Read the rest of the article (and the book) for more details. One might quibble with the exact regression model (I would prefer to use matching) or with the data sample — I don’t know if Williams is included and I suspect that the inclusion of at least one large California school skews the results a bit in terms of the Asian disadvantage. But, big picture, there can be no doubt that African-American students at places like Williams have dramatically lower academic qualifications (test scores, high school grades, et cetera) than Asian-American students, even if you “adjust” for things like high school quality.
“I understand the worry of Asian students, but do I have a smoking gun? No,” he [Espenshade] said.
It is not clear what evidence Espenshade would consider conclusive. Do admissions officers need to stand out in the street and admit that, “Yes, we practice affirmative action! We admit African-American students with qualifications that would guarantee them rejection if they were Asian-America.”
Imagine that, instead of college admissions, this were a study about selection for major league umpire and that it turned out that white applicants had significantly lower qualifications (percentage of correct calls as determined by video replay; ratings by expert umpires) than non-white umpires. You can be certain that Fay Vincent would cite such evidence as a smoking gun which would confirm that the racial disparity in major league umpires is at least partially caused by inequities in the system of umpire promotion and that, therefore, something ought to be done to correct this obvious injustice. And he would be right!
If I were an Asian-American applying to Williams (as my daughters will probably be doing in a few years), I would want to understand just what is going on with elite college admissions.
What is the truth of social science when it comes to the process by which some people succeed in becoming baseball umpires or football cornerbacks or Williams College students? A good question. Is Williams the sort of place at which we can have an open and honest discussion on this topic? I don’t know. But perhaps a student group like Phi Beta Kappa would be willing to invite me and a member of the Williams faculty to debate the topic over Winter Study.
In the meantime, your homework assignment in the spirit of uncomfortable learning is to think hard about just what causes these racial disparities. Why is it that whites are overrepresented among baseball umpires, blacks among NFL players and Asian-Americans among elite college students? The three most common explanations for any sort of group disparity are nurture (no Brazilians in the NHL because no one grows up playing ice hockey in Brazil), nature (no Pygmies in the NBA because genetically determined height is such a crucial component of success in basketball) and society (no African-American players in Major League Baseball before Jackie Robinson because it was against the rules).
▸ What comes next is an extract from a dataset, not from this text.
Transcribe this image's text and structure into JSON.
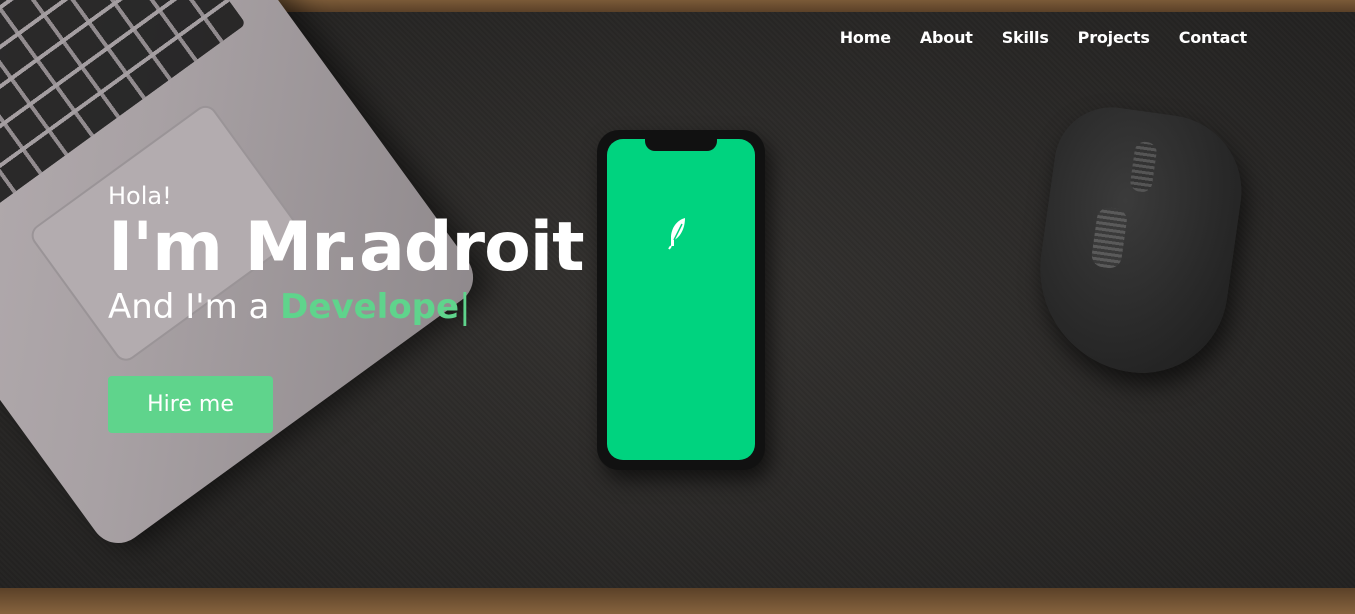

What role, if any, do each of these factors play in the racial disparities we see among umpires, football players and Williams students? The Williams College of 25 years ago was not ready to have that conversation. What about the Williams of today?
[No doubt some will view this essay as bad manners, personal back-biting and a gratuitous discussion of topics best left unexamined. Perhaps a fair assessment! I would not be surprised if some readers were made almost physically ill by this writing or by the discussion that will follow. But isn’t real education just one big upset stomach?]